WILKES-BARRE – From a quick glance, Kaitlin Chmielewski’s first grade classroom at Saint Nicholas/Saint Mary Catholic School in Wilkes-Barre might not have much in common with Debra Smith’s eighth grade literature class at Our Lady of Peace Catholic School in Clarks Green. However, when you look closer at how each teacher prepares and delivers their lessons, you notice striking similarities.
For the last two years, both teachers have been using a new tool – NWEA Assessments – to deliver differentiated instruction in their classroom, setting each individual student up for greater growth and success.
The assessments from NWEA – which stands for Northwest Evaluation Association – provide educators with valuable data on each student three times a year allowing them to measure a student’s growth over time. That data provides critical information that helps educators understand each student’s skills and abilities.

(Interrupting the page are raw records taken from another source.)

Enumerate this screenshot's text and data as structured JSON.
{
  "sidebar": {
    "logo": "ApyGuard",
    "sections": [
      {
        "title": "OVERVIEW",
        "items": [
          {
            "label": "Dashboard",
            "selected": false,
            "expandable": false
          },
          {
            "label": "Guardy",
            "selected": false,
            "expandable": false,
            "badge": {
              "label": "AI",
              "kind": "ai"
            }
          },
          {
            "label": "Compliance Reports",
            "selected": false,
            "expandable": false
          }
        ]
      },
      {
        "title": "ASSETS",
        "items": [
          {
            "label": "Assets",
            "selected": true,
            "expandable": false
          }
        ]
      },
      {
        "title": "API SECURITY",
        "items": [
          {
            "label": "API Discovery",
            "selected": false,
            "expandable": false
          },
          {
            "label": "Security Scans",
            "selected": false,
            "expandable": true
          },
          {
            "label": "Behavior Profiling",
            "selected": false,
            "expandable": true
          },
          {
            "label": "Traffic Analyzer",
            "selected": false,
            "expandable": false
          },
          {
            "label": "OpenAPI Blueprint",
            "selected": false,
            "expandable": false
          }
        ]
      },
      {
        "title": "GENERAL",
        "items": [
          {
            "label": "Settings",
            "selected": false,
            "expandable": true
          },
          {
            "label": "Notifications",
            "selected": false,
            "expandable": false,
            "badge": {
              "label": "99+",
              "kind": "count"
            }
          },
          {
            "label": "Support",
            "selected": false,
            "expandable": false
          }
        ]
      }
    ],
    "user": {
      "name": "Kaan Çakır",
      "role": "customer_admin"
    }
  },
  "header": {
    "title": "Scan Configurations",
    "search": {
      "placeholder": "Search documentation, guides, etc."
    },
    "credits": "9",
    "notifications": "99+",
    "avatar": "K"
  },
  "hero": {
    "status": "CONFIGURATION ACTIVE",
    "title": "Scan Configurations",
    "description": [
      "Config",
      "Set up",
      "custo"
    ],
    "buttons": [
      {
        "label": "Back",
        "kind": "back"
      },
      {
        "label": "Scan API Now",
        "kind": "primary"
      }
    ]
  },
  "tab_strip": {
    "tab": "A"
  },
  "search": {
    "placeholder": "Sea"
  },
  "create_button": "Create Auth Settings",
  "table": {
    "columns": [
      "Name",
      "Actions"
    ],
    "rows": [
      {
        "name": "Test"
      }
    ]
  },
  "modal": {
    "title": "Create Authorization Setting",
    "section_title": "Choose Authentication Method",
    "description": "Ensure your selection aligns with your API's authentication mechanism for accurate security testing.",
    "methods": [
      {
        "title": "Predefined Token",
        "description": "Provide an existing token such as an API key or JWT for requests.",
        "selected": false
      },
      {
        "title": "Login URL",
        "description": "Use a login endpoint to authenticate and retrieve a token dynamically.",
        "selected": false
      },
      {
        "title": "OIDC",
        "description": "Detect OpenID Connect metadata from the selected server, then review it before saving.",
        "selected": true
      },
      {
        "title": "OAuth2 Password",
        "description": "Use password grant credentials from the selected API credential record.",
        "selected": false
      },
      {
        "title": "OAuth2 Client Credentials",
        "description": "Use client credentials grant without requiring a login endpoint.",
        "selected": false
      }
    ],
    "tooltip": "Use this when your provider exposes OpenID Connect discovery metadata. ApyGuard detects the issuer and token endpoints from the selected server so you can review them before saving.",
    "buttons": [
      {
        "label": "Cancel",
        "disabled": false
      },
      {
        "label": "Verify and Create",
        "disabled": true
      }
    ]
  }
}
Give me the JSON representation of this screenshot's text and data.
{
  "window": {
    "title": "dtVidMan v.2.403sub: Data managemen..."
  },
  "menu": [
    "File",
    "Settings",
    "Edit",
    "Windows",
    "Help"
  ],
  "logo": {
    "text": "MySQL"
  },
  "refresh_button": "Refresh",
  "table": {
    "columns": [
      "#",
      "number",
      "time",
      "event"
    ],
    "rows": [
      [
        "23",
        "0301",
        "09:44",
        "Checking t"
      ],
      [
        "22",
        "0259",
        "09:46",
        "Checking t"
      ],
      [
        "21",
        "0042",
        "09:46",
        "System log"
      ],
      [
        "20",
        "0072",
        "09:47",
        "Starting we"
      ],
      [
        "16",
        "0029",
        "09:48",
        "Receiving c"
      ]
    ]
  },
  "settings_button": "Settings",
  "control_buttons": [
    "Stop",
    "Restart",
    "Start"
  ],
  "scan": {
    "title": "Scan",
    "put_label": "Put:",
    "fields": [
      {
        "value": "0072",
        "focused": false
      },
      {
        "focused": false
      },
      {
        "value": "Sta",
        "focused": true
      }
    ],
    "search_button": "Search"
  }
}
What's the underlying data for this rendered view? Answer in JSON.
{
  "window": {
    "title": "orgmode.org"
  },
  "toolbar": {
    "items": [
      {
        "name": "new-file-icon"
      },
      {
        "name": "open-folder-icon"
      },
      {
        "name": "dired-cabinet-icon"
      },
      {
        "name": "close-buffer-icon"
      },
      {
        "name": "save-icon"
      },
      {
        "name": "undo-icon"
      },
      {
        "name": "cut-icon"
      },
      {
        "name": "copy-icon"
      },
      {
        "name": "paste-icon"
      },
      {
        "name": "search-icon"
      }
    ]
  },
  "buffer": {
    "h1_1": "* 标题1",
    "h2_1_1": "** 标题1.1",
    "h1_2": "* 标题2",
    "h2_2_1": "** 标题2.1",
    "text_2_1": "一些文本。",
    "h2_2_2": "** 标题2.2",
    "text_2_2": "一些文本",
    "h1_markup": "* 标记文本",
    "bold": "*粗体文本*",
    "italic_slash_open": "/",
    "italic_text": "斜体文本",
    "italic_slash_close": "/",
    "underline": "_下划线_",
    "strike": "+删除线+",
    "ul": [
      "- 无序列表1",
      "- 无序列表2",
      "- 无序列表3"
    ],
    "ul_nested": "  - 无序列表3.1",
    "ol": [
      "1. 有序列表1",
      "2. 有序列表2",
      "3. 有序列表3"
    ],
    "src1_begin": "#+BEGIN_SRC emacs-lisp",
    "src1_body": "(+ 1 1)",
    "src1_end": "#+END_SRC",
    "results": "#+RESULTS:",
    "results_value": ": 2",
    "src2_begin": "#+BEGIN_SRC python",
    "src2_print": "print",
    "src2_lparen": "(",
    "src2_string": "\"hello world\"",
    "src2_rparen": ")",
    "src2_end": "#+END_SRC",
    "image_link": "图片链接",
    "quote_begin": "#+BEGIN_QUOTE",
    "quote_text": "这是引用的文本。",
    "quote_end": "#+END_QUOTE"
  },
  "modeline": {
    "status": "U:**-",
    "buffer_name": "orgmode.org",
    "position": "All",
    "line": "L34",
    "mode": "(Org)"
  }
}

NWEA Assessments are currently being used at all 19 Catholic Schools in the Diocese of Scranton.
“It allows me to individualize my instruction to allow my students to grow much better than teaching a general lesson to the whole class,” Chmielewski said.
Chmielewski explained how the assessments help her teach each one of her first graders in a better way.
“If I see that Student A is struggling on their consonant-vowel-consonant words, I can make sure they’re working on those a little harder, whereas if Student B has already mastered that, I’m able to give them the opportunity to work on the next skill up,” she explained.
Debra Smith says the data she receives from the assessments is so specific; it really helps her focus on what every student in her classroom needs.
“It really helps me be a better teacher,” Smith admitted. “I really bought into it from the beginning.”
Students in grades K-8 take assessment tests in reading, language usage, math and science three times each school year – once in the fall, once in the winter and once in the spring. Ninth grade students also take the assessment in high school Algebra I.
“I noticed some of my kids weren’t as strong as I would have liked them to be in reading informational text, so I started adding more informational text into my curriculum so that was a wonderful way to identify that was what they needed,” Smith said.
Smith calls the new assessments a “game changer” when it comes to thinking about way lessons are taught.
“I can deliver direct instruction for the students but with that direct instruction, I can break them out into small groups and target specific needs. For the students who might not understand a concept that much, I can offer reinforcement activities and more instruction. For the students on the other end of the spectrum, I’m able to give them differentiated learning that is more challenging to them, that really expands their thinking. I’ll use different depth of knowledge questions,” she explained.
Kristen Donohue, Superintendent of Catholic Schools in the Diocese of Scranton, says no other local school district is using NWEA Assessments, so having this tool makes Catholic schools unique.
“Our real goal is to make sure all of our students are growing. We believe firmly that all students can grow and all students can learn,” Donohue explained.
Donohue recently visited several schools across the Diocese to see how teachers are utilizing the assessment data to help all students reach their God-given potential.
“It’s exciting. This type of planning is very different than years ago when a teacher would plan one lesson for an entire group of students,” she added. “The outcome is worth every second of planning because you are able to see each student access their education at an appropriate level and really maximum their time in the classroom. This assessment data is one piece that supports our teachers as they provide instruction at the readiness level of our students.”
Many school districts only rely on one standardized test at the end of the academic year and often the results are stale by the time an educator wants to use them. That is the difference between being “achievement-driven” versus “growth-driven.”
“This data is living. We’re continuing to use it and continuing to reflect upon it,” Donohue said.
Using the NWEA Assessment Tool is just another example of how Catholic Schools continue to raise the bar in terms of innovation, Jason Morrison, Diocesan Secretary for Catholic Education and Chief Executive Officer, explained.
“In the local area, we’re the only ones that are using this assessment tool and it gives us a greater understanding of each child,” Morrison said. “We owe it to students … We need to ensure that we are creating an environment that is faith-filled and academically excellent.”